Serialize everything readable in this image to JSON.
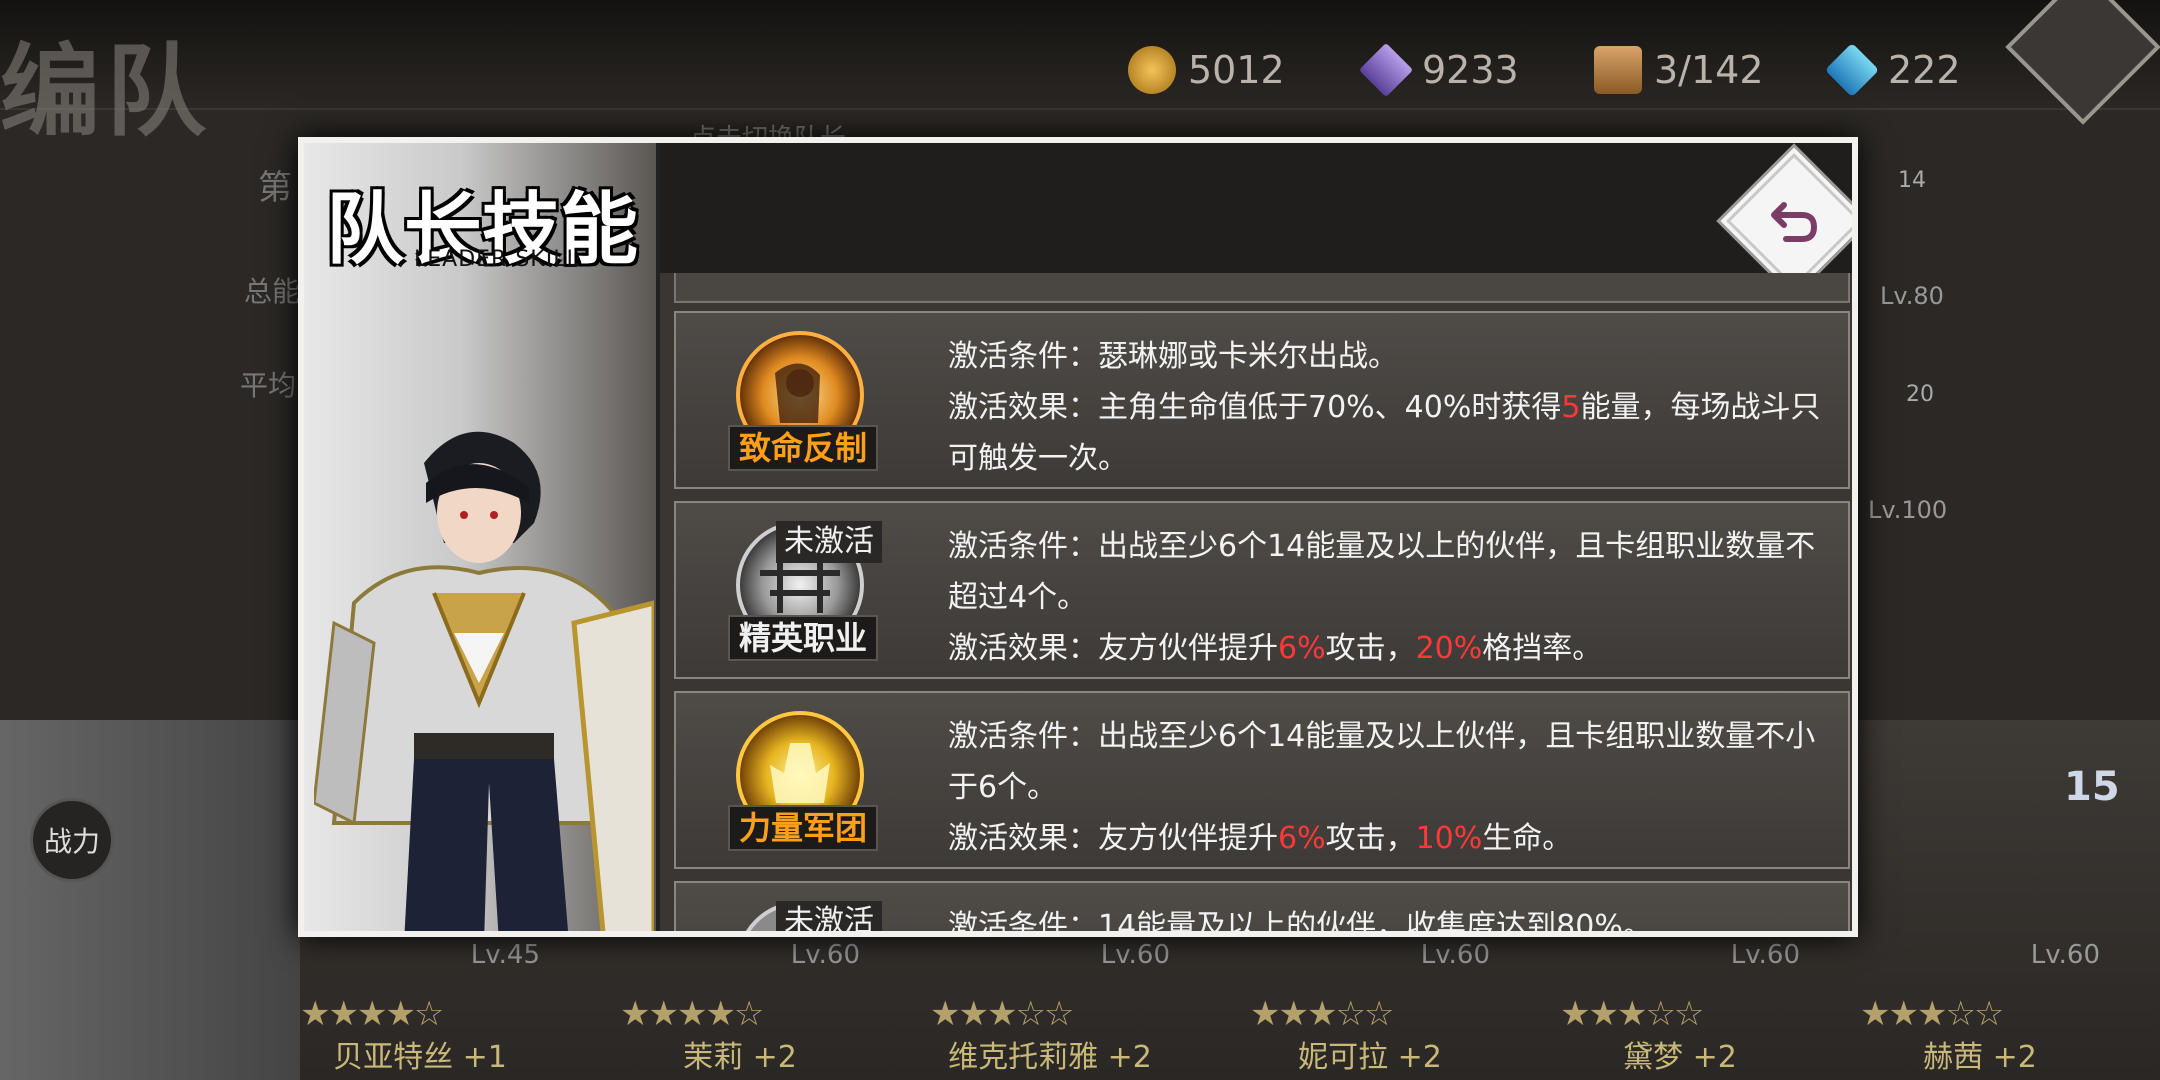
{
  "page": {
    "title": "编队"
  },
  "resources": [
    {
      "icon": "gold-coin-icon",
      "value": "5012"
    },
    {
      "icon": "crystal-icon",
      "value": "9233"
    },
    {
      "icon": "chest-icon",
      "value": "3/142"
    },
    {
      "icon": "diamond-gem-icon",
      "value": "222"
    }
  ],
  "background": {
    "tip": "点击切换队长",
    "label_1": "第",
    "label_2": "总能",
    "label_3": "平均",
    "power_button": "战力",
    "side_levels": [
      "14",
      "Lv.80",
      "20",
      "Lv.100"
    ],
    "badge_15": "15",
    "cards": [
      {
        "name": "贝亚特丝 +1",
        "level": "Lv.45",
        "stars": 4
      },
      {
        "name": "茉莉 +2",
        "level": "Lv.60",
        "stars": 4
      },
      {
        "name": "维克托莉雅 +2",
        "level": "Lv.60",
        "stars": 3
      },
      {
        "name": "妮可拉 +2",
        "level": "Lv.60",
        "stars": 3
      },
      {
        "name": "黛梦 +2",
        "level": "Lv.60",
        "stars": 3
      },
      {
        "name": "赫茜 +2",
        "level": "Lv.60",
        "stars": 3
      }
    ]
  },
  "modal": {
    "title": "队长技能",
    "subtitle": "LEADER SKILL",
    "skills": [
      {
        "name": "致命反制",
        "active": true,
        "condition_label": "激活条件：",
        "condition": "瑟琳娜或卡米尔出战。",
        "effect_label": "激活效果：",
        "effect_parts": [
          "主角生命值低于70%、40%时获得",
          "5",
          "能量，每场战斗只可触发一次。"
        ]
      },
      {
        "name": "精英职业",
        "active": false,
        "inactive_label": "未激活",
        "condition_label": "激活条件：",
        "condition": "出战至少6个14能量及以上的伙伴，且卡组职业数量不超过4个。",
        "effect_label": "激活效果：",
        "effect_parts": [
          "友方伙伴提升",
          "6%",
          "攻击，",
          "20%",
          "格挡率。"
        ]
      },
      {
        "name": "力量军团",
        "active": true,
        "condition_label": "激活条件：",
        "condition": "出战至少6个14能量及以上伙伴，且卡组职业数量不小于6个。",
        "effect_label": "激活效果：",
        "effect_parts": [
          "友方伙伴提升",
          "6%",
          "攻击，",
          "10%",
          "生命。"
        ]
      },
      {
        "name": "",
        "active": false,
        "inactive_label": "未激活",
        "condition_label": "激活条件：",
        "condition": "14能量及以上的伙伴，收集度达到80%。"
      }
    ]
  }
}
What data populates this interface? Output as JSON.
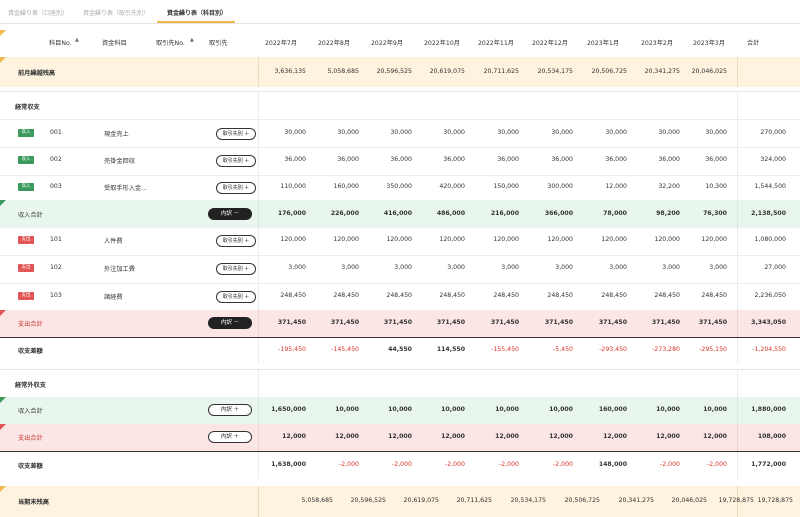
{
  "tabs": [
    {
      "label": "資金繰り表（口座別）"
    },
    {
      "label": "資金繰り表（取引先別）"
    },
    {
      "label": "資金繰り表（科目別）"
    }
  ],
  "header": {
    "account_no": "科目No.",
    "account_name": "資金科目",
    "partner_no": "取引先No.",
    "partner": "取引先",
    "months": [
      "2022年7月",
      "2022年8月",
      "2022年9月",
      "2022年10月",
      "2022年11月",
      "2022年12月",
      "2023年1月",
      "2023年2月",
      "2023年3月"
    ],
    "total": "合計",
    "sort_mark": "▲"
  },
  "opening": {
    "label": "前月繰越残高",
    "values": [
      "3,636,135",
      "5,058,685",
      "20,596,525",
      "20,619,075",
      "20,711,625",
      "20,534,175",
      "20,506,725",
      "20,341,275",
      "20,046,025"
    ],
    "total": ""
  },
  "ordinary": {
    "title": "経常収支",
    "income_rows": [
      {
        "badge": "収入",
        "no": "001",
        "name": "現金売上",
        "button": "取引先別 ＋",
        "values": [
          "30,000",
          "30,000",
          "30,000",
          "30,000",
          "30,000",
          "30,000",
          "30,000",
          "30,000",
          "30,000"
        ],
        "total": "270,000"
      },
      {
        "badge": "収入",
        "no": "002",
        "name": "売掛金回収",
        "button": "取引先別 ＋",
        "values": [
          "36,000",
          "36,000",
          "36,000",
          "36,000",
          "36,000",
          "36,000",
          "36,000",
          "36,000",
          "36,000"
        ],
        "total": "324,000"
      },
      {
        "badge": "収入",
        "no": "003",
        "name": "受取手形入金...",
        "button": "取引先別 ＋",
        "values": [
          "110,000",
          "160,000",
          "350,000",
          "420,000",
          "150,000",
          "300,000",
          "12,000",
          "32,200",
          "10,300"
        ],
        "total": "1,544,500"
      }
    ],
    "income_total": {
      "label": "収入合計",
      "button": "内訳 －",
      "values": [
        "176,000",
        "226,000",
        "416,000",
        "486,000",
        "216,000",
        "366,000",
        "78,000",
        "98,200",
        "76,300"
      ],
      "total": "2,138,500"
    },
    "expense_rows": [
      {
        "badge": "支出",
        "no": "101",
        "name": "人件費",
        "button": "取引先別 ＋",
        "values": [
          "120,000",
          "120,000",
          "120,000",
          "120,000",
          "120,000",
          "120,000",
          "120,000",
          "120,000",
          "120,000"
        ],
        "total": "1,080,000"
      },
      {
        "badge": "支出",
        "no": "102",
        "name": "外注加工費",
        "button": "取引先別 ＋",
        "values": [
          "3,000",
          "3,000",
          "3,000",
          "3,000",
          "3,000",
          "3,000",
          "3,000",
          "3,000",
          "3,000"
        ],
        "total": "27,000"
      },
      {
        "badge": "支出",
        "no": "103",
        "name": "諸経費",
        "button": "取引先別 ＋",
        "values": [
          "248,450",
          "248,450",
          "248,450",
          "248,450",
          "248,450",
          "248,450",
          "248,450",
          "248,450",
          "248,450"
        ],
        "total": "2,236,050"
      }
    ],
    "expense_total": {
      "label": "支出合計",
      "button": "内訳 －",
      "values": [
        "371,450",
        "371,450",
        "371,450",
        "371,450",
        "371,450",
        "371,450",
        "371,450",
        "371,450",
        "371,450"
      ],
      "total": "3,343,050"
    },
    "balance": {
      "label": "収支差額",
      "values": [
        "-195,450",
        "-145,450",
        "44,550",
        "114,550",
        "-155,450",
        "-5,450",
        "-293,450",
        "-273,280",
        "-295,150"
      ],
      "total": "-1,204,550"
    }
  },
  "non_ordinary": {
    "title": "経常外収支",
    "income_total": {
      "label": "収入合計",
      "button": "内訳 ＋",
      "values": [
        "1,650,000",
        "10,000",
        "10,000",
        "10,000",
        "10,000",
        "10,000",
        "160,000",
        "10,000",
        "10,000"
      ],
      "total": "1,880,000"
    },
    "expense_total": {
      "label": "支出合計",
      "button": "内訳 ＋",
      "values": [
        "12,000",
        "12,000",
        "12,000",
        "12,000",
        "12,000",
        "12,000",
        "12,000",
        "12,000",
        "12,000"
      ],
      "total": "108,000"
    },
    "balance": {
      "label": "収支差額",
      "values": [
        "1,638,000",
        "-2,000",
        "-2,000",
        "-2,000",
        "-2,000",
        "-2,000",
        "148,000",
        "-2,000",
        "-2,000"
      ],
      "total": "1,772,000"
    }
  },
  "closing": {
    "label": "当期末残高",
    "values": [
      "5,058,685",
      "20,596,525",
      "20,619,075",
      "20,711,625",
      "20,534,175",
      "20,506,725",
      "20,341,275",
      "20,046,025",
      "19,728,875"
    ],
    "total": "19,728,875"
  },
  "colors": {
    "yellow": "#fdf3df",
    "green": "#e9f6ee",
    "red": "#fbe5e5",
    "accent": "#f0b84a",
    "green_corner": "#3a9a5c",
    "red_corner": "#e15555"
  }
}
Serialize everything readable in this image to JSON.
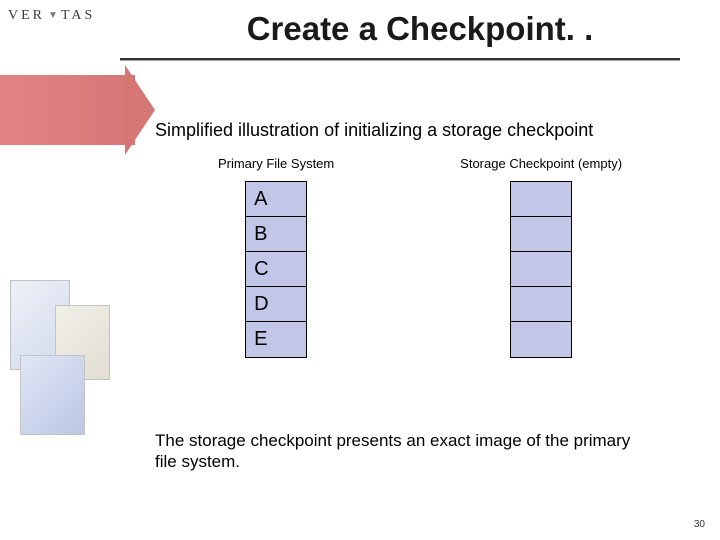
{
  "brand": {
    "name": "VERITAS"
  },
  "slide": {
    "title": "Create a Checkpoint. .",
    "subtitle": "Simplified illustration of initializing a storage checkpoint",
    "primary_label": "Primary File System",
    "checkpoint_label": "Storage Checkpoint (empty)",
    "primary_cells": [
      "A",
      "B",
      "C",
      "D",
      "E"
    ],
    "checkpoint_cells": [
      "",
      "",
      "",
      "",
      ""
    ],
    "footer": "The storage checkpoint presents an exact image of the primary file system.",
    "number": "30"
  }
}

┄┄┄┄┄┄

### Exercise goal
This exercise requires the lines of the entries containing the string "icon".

### Response
      "icon": "gold-coin-icon",
      "icon": "crystal-icon",
      "icon": "chest-icon",
      "icon": "diamond-gem-icon",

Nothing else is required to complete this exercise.